Collection entries
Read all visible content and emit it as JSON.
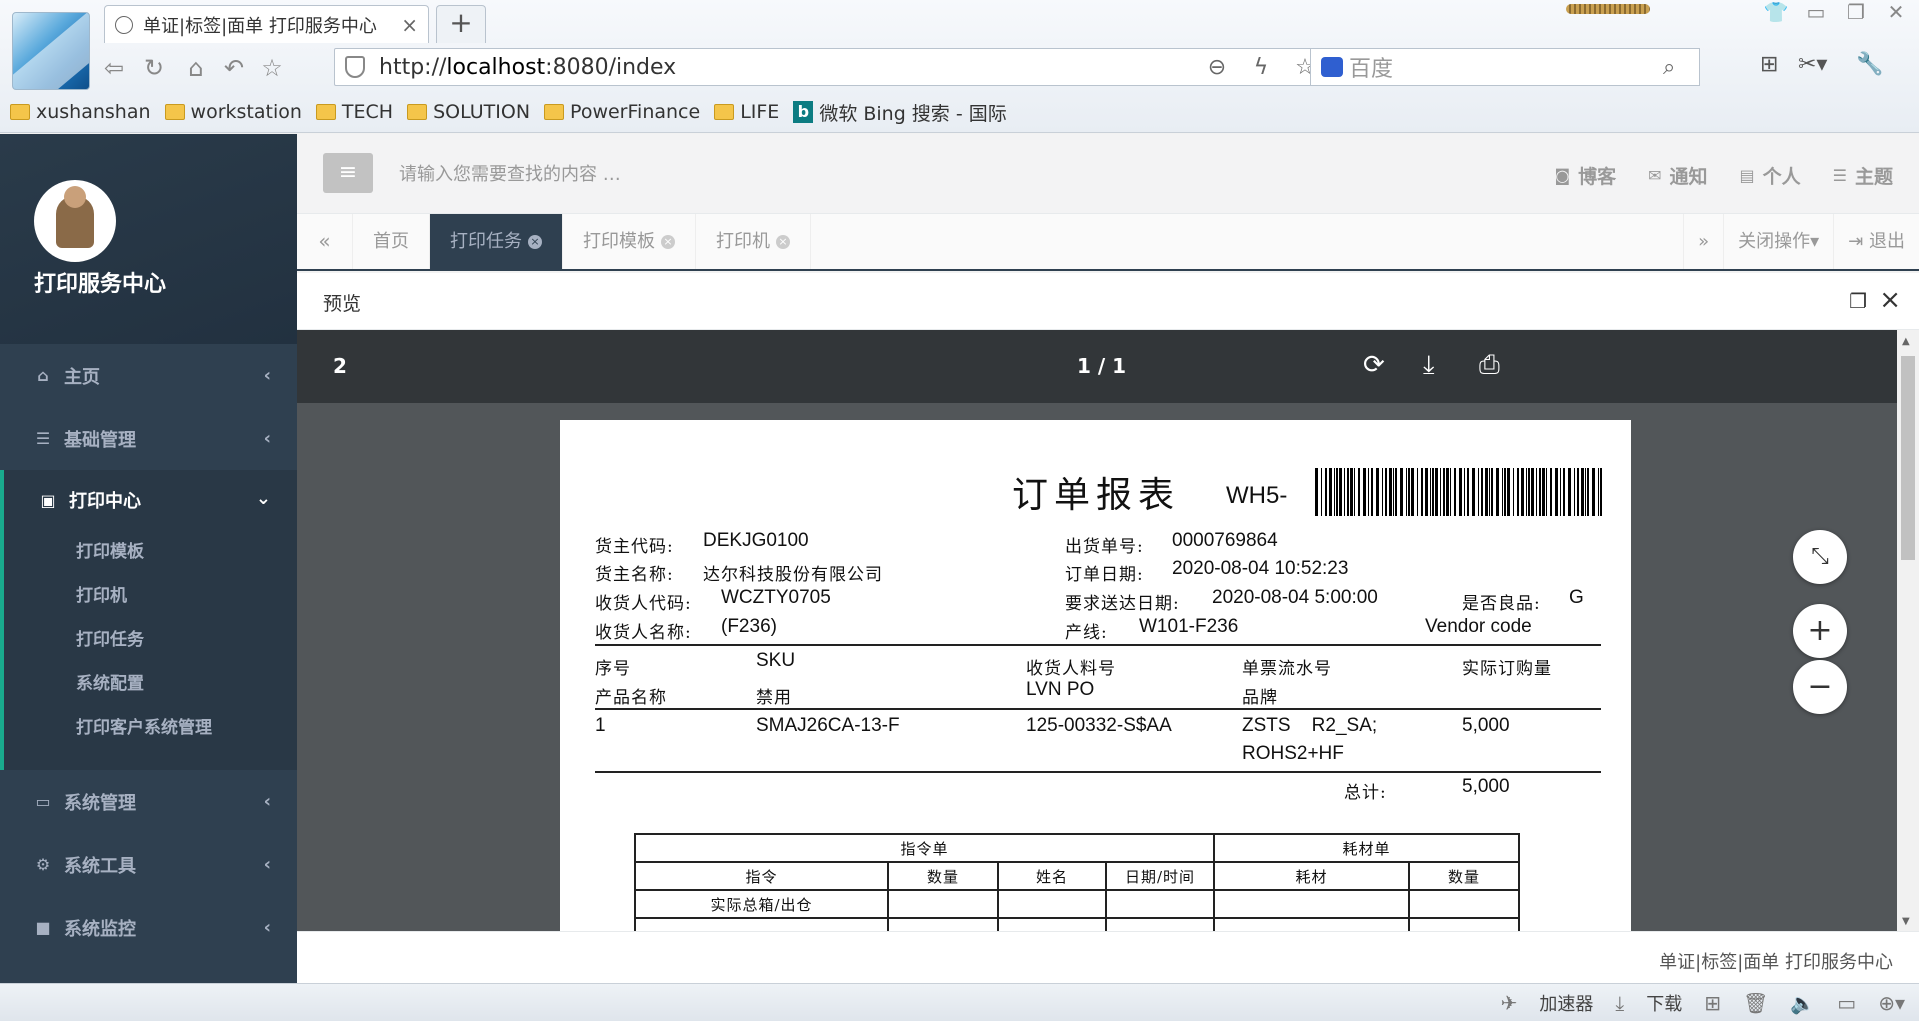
{
  "browser": {
    "tab_title": "单证|标签|面单 打印服务中心",
    "tab_close": "×",
    "new_tab": "+",
    "url_prefix": "http://",
    "url_host": "localhost",
    "url_rest": ":8080/index",
    "search_placeholder": "百度",
    "bookmarks": [
      "xushanshan",
      "workstation",
      "TECH",
      "SOLUTION",
      "PowerFinance",
      "LIFE"
    ],
    "bing_bookmark": "微软 Bing 搜索 - 国际"
  },
  "sidebar": {
    "app_name": "打印服务中心",
    "menu": [
      {
        "label": "主页",
        "icon": "home-icon"
      },
      {
        "label": "基础管理",
        "icon": "list-icon"
      }
    ],
    "print_center": {
      "label": "打印中心",
      "icon": "play-square-icon",
      "items": [
        "打印模板",
        "打印机",
        "打印任务",
        "系统配置",
        "打印客户系统管理"
      ]
    },
    "menu_after": [
      {
        "label": "系统管理",
        "icon": "desktop-icon"
      },
      {
        "label": "系统工具",
        "icon": "gear-icon"
      },
      {
        "label": "系统监控",
        "icon": "video-camera-icon"
      }
    ]
  },
  "topbar": {
    "search_placeholder": "请输入您需要查找的内容 …",
    "links": [
      {
        "label": "博客",
        "icon": "rss-icon",
        "glyph": "◙"
      },
      {
        "label": "通知",
        "icon": "envelope-icon",
        "glyph": "✉"
      },
      {
        "label": "个人",
        "icon": "id-card-icon",
        "glyph": "▤"
      },
      {
        "label": "主题",
        "icon": "tasks-icon",
        "glyph": "☰"
      }
    ]
  },
  "tabs": {
    "items": [
      {
        "label": "首页",
        "active": false,
        "closable": false
      },
      {
        "label": "打印任务",
        "active": true,
        "closable": true
      },
      {
        "label": "打印模板",
        "active": false,
        "closable": true
      },
      {
        "label": "打印机",
        "active": false,
        "closable": true
      }
    ],
    "close_ops": "关闭操作▾",
    "logout": "退出"
  },
  "preview": {
    "title": "预览"
  },
  "pdf": {
    "page_num": "2",
    "page_count": "1 / 1"
  },
  "document": {
    "title": "订单报表",
    "code": "WH5-",
    "fields": {
      "owner_code_label": "货主代码:",
      "owner_code": "DEKJG0100",
      "owner_name_label": "货主名称:",
      "owner_name": "达尔科技股份有限公司",
      "consignee_code_label": "收货人代码:",
      "consignee_code": "WCZTY0705",
      "consignee_name_label": "收货人名称:",
      "consignee_name": "(F236)",
      "shipment_no_label": "出货单号:",
      "shipment_no": "0000769864",
      "order_date_label": "订单日期:",
      "order_date": "2020-08-04  10:52:23",
      "required_date_label": "要求送达日期:",
      "required_date": "2020-08-04  5:00:00",
      "line_label": "产线:",
      "line": "W101-F236",
      "good_label": "是否良品:",
      "good": "G",
      "vendor_code": "Vendor code"
    },
    "item_headers": {
      "seq": "序号",
      "sku": "SKU",
      "consignee_part": "收货人料号",
      "serial": "单票流水号",
      "qty": "实际订购量",
      "product": "产品名称",
      "forbid": "禁用",
      "lvn_po": "LVN PO",
      "brand": "品牌"
    },
    "items": [
      {
        "seq": "1",
        "sku": "SMAJ26CA-13-F",
        "part": "125-00332-S$AA",
        "serial": "ZSTS    R2_SA;",
        "brand": "ROHS2+HF",
        "qty": "5,000"
      }
    ],
    "total_label": "总计:",
    "total": "5,000",
    "cmd_table": {
      "h_cmd": "指令单",
      "h_material": "耗材单",
      "c_cmd": "指令",
      "c_qty": "数量",
      "c_name": "姓名",
      "c_datetime": "日期/时间",
      "c_material": "耗材",
      "c_qty2": "数量",
      "row1": "实际总箱/出仓"
    }
  },
  "footer": {
    "text": "单证|标签|面单 打印服务中心"
  },
  "statusbar": {
    "accelerator": "加速器",
    "download": "下载"
  }
}
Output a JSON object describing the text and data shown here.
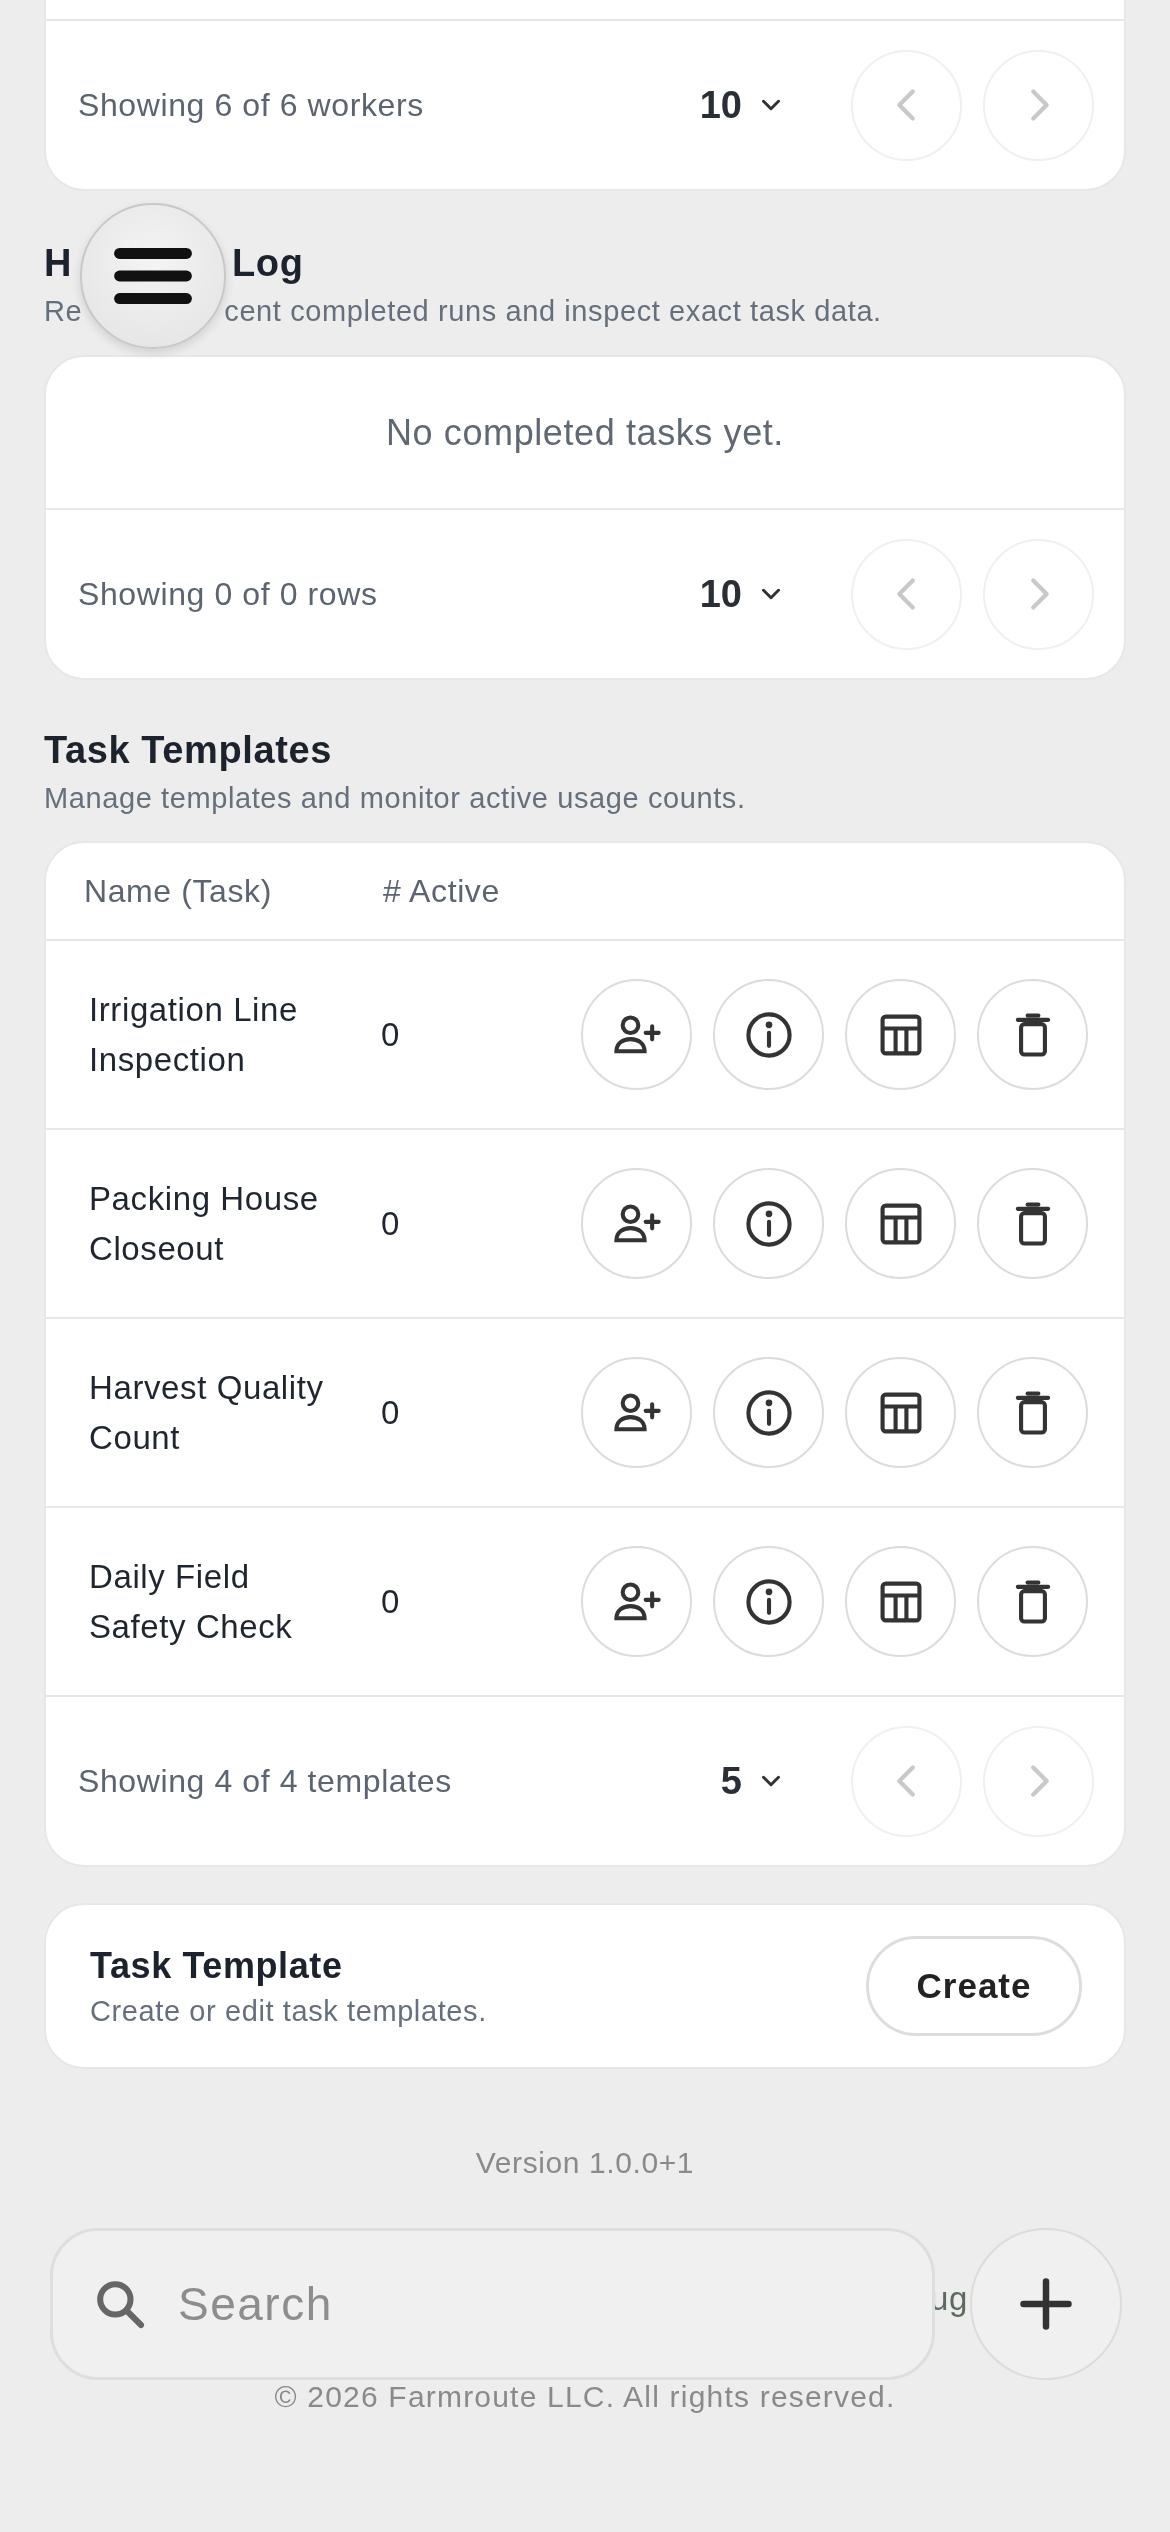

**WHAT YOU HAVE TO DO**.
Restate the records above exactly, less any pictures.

**ANSWER TO THIS EXERCISE**.
Read all visible content and emit it as JSON.
{
  "browser": {
    "tab_title": "单证|标签|面单 打印服务中心",
    "tab_close": "×",
    "new_tab": "+",
    "url_prefix": "http://",
    "url_host": "localhost",
    "url_rest": ":8080/index",
    "search_placeholder": "百度",
    "bookmarks": [
      "xushanshan",
      "workstation",
      "TECH",
      "SOLUTION",
      "PowerFinance",
      "LIFE"
    ],
    "bing_bookmark": "微软 Bing 搜索 - 国际"
  },
  "sidebar": {
    "app_name": "打印服务中心",
    "menu": [
      {
        "label": "主页",
        "icon": "home-icon"
      },
      {
        "label": "基础管理",
        "icon": "list-icon"
      }
    ],
    "print_center": {
      "label": "打印中心",
      "icon": "play-square-icon",
      "items": [
        "打印模板",
        "打印机",
        "打印任务",
        "系统配置",
        "打印客户系统管理"
      ]
    },
    "menu_after": [
      {
        "label": "系统管理",
        "icon": "desktop-icon"
      },
      {
        "label": "系统工具",
        "icon": "gear-icon"
      },
      {
        "label": "系统监控",
        "icon": "video-camera-icon"
      }
    ]
  },
  "topbar": {
    "search_placeholder": "请输入您需要查找的内容 …",
    "links": [
      {
        "label": "博客",
        "icon": "rss-icon",
        "glyph": "◙"
      },
      {
        "label": "通知",
        "icon": "envelope-icon",
        "glyph": "✉"
      },
      {
        "label": "个人",
        "icon": "id-card-icon",
        "glyph": "▤"
      },
      {
        "label": "主题",
        "icon": "tasks-icon",
        "glyph": "☰"
      }
    ]
  },
  "tabs": {
    "items": [
      {
        "label": "首页",
        "active": false,
        "closable": false
      },
      {
        "label": "打印任务",
        "active": true,
        "closable": true
      },
      {
        "label": "打印模板",
        "active": false,
        "closable": true
      },
      {
        "label": "打印机",
        "active": false,
        "closable": true
      }
    ],
    "close_ops": "关闭操作▾",
    "logout": "退出"
  },
  "preview": {
    "title": "预览"
  },
  "pdf": {
    "page_num": "2",
    "page_count": "1 / 1"
  },
  "document": {
    "title": "订单报表",
    "code": "WH5-",
    "fields": {
      "owner_code_label": "货主代码:",
      "owner_code": "DEKJG0100",
      "owner_name_label": "货主名称:",
      "owner_name": "达尔科技股份有限公司",
      "consignee_code_label": "收货人代码:",
      "consignee_code": "WCZTY0705",
      "consignee_name_label": "收货人名称:",
      "consignee_name": "(F236)",
      "shipment_no_label": "出货单号:",
      "shipment_no": "0000769864",
      "order_date_label": "订单日期:",
      "order_date": "2020-08-04  10:52:23",
      "required_date_label": "要求送达日期:",
      "required_date": "2020-08-04  5:00:00",
      "line_label": "产线:",
      "line": "W101-F236",
      "good_label": "是否良品:",
      "good": "G",
      "vendor_code": "Vendor code"
    },
    "item_headers": {
      "seq": "序号",
      "sku": "SKU",
      "consignee_part": "收货人料号",
      "serial": "单票流水号",
      "qty": "实际订购量",
      "product": "产品名称",
      "forbid": "禁用",
      "lvn_po": "LVN PO",
      "brand": "品牌"
    },
    "items": [
      {
        "seq": "1",
        "sku": "SMAJ26CA-13-F",
        "part": "125-00332-S$AA",
        "serial": "ZSTS    R2_SA;",
        "brand": "ROHS2+HF",
        "qty": "5,000"
      }
    ],
    "total_label": "总计:",
    "total": "5,000",
    "cmd_table": {
      "h_cmd": "指令单",
      "h_material": "耗材单",
      "c_cmd": "指令",
      "c_qty": "数量",
      "c_name": "姓名",
      "c_datetime": "日期/时间",
      "c_material": "耗材",
      "c_qty2": "数量",
      "row1": "实际总箱/出仓"
    }
  },
  "footer": {
    "text": "单证|标签|面单 打印服务中心"
  },
  "statusbar": {
    "accelerator": "加速器",
    "download": "下载"
  }
}
Output a JSON object describing the text and data shown here.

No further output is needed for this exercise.